YOUR ASSIGNMENT :: From the entries below, copy every line that holds the word "Users".

(SUPPLIED RECORDS begins)

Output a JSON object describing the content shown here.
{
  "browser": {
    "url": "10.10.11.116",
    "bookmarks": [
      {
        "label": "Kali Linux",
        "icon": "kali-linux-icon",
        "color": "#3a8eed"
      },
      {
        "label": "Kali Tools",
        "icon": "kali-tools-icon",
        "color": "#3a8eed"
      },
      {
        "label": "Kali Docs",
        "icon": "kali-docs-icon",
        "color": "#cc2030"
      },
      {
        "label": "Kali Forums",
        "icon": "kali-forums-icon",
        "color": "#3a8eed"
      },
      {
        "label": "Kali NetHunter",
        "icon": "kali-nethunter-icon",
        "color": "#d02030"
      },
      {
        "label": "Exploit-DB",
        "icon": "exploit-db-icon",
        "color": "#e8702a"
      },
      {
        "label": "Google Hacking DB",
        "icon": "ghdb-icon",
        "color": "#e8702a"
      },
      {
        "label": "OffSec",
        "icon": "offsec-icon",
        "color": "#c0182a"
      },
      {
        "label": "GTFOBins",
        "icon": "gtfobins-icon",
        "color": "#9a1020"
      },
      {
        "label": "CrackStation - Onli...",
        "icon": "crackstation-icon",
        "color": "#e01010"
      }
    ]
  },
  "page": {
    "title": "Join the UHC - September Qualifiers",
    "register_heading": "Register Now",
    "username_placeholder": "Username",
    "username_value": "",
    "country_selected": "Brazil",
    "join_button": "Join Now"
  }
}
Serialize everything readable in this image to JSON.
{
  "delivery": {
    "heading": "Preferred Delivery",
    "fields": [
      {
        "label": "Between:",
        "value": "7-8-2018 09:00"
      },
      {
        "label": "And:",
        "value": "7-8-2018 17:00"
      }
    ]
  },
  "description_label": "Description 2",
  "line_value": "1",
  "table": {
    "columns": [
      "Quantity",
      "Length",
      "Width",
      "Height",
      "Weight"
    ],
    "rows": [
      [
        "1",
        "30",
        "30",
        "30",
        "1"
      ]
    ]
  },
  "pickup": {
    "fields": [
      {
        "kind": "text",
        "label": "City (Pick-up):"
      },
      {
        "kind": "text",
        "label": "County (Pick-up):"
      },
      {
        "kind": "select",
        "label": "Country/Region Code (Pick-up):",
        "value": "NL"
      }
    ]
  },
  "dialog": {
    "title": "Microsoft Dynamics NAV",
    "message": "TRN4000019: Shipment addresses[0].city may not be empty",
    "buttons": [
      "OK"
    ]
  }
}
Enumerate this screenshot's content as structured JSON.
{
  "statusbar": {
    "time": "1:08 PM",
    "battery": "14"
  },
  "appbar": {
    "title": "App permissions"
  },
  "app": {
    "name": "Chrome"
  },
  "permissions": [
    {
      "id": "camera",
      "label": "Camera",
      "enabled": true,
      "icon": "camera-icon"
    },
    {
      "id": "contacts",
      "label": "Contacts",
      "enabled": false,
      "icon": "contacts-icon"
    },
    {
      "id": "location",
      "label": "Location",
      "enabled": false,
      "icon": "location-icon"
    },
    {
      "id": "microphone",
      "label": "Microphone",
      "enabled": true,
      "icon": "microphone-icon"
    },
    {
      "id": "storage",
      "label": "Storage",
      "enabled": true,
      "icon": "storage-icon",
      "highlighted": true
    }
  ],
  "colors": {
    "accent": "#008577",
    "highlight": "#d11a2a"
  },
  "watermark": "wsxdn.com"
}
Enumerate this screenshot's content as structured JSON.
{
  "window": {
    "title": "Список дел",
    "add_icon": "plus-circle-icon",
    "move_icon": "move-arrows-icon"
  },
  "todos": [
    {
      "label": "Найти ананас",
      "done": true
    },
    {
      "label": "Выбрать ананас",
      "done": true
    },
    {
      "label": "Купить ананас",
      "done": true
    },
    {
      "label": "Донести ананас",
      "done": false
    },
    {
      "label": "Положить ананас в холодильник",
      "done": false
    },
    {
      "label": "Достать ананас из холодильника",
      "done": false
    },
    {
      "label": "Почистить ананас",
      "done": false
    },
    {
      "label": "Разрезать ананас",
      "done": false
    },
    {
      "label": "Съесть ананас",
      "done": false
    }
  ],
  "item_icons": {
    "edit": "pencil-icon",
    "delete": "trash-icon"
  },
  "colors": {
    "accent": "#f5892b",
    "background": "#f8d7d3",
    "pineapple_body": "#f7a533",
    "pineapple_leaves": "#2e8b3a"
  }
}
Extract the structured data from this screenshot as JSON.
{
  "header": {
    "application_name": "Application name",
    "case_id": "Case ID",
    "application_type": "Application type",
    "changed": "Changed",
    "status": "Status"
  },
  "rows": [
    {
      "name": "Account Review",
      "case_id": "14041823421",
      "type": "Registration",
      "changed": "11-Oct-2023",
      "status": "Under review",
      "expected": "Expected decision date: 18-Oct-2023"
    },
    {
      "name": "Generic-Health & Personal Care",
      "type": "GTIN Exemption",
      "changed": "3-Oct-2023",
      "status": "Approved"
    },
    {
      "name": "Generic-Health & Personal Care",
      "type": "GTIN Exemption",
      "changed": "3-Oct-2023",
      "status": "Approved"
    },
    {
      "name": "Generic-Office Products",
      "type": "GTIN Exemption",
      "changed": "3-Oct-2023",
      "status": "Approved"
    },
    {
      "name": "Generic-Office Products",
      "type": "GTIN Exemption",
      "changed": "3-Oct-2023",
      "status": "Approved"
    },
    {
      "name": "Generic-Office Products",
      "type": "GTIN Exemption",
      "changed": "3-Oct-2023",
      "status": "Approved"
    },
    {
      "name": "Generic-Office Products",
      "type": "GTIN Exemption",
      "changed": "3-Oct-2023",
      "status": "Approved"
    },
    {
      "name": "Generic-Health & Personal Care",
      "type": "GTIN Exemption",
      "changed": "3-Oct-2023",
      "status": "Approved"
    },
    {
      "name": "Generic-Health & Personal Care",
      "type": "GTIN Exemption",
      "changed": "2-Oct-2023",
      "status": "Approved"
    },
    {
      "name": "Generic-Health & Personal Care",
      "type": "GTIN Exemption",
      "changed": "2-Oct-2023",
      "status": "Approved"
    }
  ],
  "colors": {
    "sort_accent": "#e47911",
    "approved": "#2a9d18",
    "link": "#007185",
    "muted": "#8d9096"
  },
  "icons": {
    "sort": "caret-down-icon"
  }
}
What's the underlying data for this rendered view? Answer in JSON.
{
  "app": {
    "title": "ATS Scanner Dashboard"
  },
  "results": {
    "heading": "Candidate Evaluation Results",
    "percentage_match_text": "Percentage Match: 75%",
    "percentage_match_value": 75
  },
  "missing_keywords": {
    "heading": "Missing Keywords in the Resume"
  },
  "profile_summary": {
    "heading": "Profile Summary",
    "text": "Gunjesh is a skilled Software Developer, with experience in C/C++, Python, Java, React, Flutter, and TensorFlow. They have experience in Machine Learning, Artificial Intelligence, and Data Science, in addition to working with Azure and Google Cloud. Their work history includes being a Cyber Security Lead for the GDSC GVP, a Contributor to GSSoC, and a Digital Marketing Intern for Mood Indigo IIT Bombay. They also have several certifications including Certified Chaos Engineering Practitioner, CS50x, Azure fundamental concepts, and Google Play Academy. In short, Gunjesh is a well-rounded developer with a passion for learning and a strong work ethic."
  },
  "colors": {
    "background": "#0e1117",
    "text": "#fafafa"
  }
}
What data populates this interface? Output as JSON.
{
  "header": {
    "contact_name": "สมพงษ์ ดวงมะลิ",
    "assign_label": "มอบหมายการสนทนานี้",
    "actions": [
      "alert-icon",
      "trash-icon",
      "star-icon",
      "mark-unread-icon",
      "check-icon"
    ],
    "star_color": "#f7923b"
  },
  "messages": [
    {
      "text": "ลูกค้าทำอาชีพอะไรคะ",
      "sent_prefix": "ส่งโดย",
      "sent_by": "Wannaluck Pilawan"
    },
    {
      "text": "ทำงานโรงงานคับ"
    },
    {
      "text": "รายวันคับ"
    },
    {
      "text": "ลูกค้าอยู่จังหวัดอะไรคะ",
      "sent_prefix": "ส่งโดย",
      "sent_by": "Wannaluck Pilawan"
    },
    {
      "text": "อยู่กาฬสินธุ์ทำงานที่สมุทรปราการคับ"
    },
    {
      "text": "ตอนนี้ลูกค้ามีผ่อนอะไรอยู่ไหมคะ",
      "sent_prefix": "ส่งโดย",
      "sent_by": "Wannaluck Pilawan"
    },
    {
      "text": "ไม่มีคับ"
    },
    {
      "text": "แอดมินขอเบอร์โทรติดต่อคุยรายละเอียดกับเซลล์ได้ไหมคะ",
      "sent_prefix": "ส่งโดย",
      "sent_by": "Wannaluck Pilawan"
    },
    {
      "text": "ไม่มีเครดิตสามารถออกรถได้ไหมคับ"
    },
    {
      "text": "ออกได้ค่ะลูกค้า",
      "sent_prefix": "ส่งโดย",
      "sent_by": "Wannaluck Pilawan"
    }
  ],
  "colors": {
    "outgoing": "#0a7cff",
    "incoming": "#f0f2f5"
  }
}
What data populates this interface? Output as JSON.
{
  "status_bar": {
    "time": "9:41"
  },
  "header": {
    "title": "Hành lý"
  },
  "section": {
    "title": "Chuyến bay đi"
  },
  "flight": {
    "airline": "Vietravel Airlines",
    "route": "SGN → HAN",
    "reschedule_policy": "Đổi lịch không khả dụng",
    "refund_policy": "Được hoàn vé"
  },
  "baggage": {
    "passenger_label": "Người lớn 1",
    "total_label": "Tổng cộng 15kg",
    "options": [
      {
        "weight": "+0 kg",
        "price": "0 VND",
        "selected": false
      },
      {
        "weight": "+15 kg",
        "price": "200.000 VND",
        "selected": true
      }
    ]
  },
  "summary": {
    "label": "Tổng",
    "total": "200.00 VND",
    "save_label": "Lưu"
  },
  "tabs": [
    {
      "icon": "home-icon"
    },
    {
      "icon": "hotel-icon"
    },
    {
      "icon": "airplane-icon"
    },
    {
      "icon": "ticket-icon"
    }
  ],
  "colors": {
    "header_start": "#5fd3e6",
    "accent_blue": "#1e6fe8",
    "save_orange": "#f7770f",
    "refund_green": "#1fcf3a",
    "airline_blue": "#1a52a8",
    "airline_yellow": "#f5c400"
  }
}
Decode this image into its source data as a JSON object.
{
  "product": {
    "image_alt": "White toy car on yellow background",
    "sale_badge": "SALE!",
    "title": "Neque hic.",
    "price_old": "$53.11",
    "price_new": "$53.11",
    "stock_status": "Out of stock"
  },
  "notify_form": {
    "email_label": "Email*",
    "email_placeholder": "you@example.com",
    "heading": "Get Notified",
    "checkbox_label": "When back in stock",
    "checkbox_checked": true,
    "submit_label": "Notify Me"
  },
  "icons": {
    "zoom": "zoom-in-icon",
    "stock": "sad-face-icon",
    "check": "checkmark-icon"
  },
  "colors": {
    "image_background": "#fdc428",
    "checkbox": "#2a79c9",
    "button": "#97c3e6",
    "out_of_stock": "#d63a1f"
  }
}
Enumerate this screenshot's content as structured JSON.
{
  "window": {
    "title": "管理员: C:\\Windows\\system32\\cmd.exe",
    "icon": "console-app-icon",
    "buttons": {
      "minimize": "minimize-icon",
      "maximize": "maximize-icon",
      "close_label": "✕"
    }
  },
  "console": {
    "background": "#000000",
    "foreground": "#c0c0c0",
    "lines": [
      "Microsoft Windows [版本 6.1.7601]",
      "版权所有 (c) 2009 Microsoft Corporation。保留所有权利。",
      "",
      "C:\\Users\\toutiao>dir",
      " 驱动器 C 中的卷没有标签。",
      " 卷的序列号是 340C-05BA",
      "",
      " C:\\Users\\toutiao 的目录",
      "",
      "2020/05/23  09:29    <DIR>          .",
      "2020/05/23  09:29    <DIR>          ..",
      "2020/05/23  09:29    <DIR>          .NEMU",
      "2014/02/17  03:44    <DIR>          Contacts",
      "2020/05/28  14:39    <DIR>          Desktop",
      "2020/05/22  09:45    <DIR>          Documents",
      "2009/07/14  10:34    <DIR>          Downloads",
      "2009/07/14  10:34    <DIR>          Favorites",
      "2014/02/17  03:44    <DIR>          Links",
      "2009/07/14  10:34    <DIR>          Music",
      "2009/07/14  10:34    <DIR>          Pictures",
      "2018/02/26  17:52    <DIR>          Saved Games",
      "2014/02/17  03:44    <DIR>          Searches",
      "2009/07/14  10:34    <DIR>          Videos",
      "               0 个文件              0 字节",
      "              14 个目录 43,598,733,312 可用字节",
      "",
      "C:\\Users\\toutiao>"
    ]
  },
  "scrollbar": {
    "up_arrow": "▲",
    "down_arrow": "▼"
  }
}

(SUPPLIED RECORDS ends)

WRITTEN SOLUTION ::
      "C:\\Users\\toutiao>dir",
      " C:\\Users\\toutiao 的目录",
      "C:\\Users\\toutiao>"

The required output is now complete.